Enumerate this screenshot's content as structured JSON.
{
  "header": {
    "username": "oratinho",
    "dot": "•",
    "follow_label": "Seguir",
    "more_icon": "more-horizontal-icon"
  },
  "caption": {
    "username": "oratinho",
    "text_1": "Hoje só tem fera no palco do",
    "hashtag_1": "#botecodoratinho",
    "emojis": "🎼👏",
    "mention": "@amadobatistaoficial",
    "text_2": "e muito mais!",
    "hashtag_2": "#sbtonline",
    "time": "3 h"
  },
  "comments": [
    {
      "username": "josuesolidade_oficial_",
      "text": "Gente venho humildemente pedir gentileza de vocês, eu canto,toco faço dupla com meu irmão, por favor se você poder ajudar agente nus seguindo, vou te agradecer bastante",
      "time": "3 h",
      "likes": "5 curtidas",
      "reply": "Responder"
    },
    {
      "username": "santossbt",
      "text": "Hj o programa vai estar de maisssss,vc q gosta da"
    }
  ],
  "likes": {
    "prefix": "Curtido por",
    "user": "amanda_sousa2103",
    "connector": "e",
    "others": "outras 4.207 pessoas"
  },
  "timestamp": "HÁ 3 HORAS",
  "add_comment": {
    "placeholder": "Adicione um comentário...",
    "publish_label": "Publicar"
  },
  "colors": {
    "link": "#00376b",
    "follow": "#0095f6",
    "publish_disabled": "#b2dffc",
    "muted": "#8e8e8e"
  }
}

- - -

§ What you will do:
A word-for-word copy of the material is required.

§ Solved exercise:
Enumerate this screenshot's content as structured JSON.
{
  "header": {
    "username": "oratinho",
    "dot": "•",
    "follow_label": "Seguir",
    "more_icon": "more-horizontal-icon"
  },
  "caption": {
    "username": "oratinho",
    "text_1": "Hoje só tem fera no palco do",
    "hashtag_1": "#botecodoratinho",
    "emojis": "🎼👏",
    "mention": "@amadobatistaoficial",
    "text_2": "e muito mais!",
    "hashtag_2": "#sbtonline",
    "time": "3 h"
  },
  "comments": [
    {
      "username": "josuesolidade_oficial_",
      "text": "Gente venho humildemente pedir gentileza de vocês, eu canto,toco faço dupla com meu irmão, por favor se você poder ajudar agente nus seguindo, vou te agradecer bastante",
      "time": "3 h",
      "likes": "5 curtidas",
      "reply": "Responder"
    },
    {
      "username": "santossbt",
      "text": "Hj o programa vai estar de maisssss,vc q gosta da"
    }
  ],
  "likes": {
    "prefix": "Curtido por",
    "user": "amanda_sousa2103",
    "connector": "e",
    "others": "outras 4.207 pessoas"
  },
  "timestamp": "HÁ 3 HORAS",
  "add_comment": {
    "placeholder": "Adicione um comentário...",
    "publish_label": "Publicar"
  },
  "colors": {
    "link": "#00376b",
    "follow": "#0095f6",
    "publish_disabled": "#b2dffc",
    "muted": "#8e8e8e"
  }
}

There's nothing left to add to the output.